Yes, jackfruit may be refrigerated in order to more than double the length of time it will remain shelf-stable as opposed to simply leaving it out on the counter.
In order to refrigerate jackfruit properly, wrap it tightly in plastic cling film. Keep as little air between the plastic film and the fruit’s surface, as the presence of oxygen can hasten the enzymatic action of the jackfruit and accelerate its spoilage.
After completely swaddling the jackfruit, place it in a sufficiently large enough paper bag before storing the jackfruit in the driest part of your freezer for up to seven days.
Ensure that no condensation or moisture can somehow make its way into the plastic wrapping around the jackfruit. If the jackfruit has been cooked prior to refrigerating, it is best to allow it to cool off for some time before storing it, as steam may become caught in the plastic and contribute to the fruit’s spoilage.
What Do You Need to Freeze Jackfruit?
As it is difficult to freeze the entirety of an intact jackfruit because of its size, shape, and the fact that thawing it completely will be difficult, several items will be needed in order to cut it into the proper size before storing it properly.
You will need a cutting board or other flat surface, a very sharp knife large enough to make cutting the jackfruit easy, freezer-safe plastic cling wrap and a big enough container to hold all the pieces of jackfruit.
Alternatively, you may also store the jackfruit in multiple containers if you do not plan to consume the entire batch at once, as thawing and subsequently refreezing jackfruit will severely impact its textural quality.
How to Freeze Jackfruit
It is important to note that freezing jackfruit is rather labor intensive, but much of this difficulty can be remedied by simply purchasing jackfruit that has already been cut and whose flesh has already been harvested.

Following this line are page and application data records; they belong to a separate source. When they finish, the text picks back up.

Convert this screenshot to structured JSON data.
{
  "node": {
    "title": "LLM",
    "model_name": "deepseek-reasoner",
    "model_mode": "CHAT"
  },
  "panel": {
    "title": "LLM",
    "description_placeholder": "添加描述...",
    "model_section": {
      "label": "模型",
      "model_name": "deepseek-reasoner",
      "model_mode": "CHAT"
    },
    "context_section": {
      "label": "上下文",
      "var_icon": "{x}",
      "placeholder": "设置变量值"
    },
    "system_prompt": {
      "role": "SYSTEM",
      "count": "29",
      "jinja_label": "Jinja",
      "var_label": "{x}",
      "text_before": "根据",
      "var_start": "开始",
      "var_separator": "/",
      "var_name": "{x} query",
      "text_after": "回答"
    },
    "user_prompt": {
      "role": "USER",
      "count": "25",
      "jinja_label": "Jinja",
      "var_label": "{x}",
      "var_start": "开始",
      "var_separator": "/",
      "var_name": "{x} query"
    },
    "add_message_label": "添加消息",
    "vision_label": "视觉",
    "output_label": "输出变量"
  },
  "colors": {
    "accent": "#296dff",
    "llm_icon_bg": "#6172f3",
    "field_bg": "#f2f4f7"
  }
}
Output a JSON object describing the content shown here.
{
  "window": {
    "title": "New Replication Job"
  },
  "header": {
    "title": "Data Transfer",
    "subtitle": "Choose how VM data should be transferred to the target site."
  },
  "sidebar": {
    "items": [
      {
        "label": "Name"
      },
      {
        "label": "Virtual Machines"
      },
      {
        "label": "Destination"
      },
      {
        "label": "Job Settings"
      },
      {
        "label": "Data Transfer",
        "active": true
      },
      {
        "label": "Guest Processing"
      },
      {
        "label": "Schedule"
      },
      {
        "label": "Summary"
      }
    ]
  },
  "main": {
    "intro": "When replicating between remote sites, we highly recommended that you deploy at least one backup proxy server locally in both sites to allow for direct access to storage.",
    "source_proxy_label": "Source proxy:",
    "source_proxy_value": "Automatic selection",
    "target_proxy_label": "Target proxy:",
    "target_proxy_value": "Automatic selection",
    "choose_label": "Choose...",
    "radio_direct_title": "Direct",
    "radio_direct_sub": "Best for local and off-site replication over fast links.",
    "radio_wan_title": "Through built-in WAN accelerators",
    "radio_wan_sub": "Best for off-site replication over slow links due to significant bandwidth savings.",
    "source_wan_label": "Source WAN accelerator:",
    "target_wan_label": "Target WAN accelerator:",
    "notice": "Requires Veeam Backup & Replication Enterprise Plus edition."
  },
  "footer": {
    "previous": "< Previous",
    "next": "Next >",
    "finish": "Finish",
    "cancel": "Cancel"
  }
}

Using your cutting board and knife, carefully bisect the jackfruit and remove the edible flesh within. Be careful not to squeeze these fleshy pods too hard, as they may release juices that will form ice crystals once placed in the freezer.
After removing the flesh of the jackfruit from its rind, wrap each individual pod in plastic cling wrap, alternating the direction that you are wrapping the fruit in with each sheet. This will ensure that no areas are left uncovered.
Once the individual jackfruit pods have been properly wrapped in plastic, wrap them once more, this time in aluminum foil. The metallic wrapping will both speed up the process of freezing as well as protect the delicate plant cells of the jackfruit from the damaging effects of freezer burn.
Now wrapped in two layers of different material, carefully place the jackfruit pieces in a freezer bag or freezer-safe container. Do not force too many individual jackfruit pods together, as they will expand slightly and may secrete juice that will freeze the fruit to the plastic wrap, making it difficult to thaw.
Keep in mind that freezing jackfruit will affect its texture negatively, as well as cause a mild discoloration. This is due to the aforementioned damage to jackfruit’s cells by the expansion of water when frozen.
Jackfruit will keep edible for up to two months in the freezer, though a loss in quality will occur sooner than this point. This length of time is also approximate, and does not apply if the jackfruit is thawed and then subsequently refrozen.
How to Thaw Jackfruit
In order to defrost jackfruit, remove the serving amount of fruit flesh you need from its container in the freezer. There is no need to take the entire container of jackfruit out of the freezer unless you are planning to consume the entire batch.
Remove the first layer of aluminum foil and place the fruit in the fridge for two to three hours. So long as the pieces of fruit have not been fused together from freezing, they will defrost rather quickly.
It is also possible to soak the frozen jackfruit in room-temperature water, so long as it is kept insulated from the water with a container or the plastic cling film.
1. Unknown Author. “Artocarpus heterophyllus”. Tropical Biology Association. October 2006. Archived from the original on 15 August 2012.
2. Morton, Julia. (N.D.) “Jackfruit”. Center for New Crops & Plant Products, Purdue University Department of Horticulture and Landscape Architecture.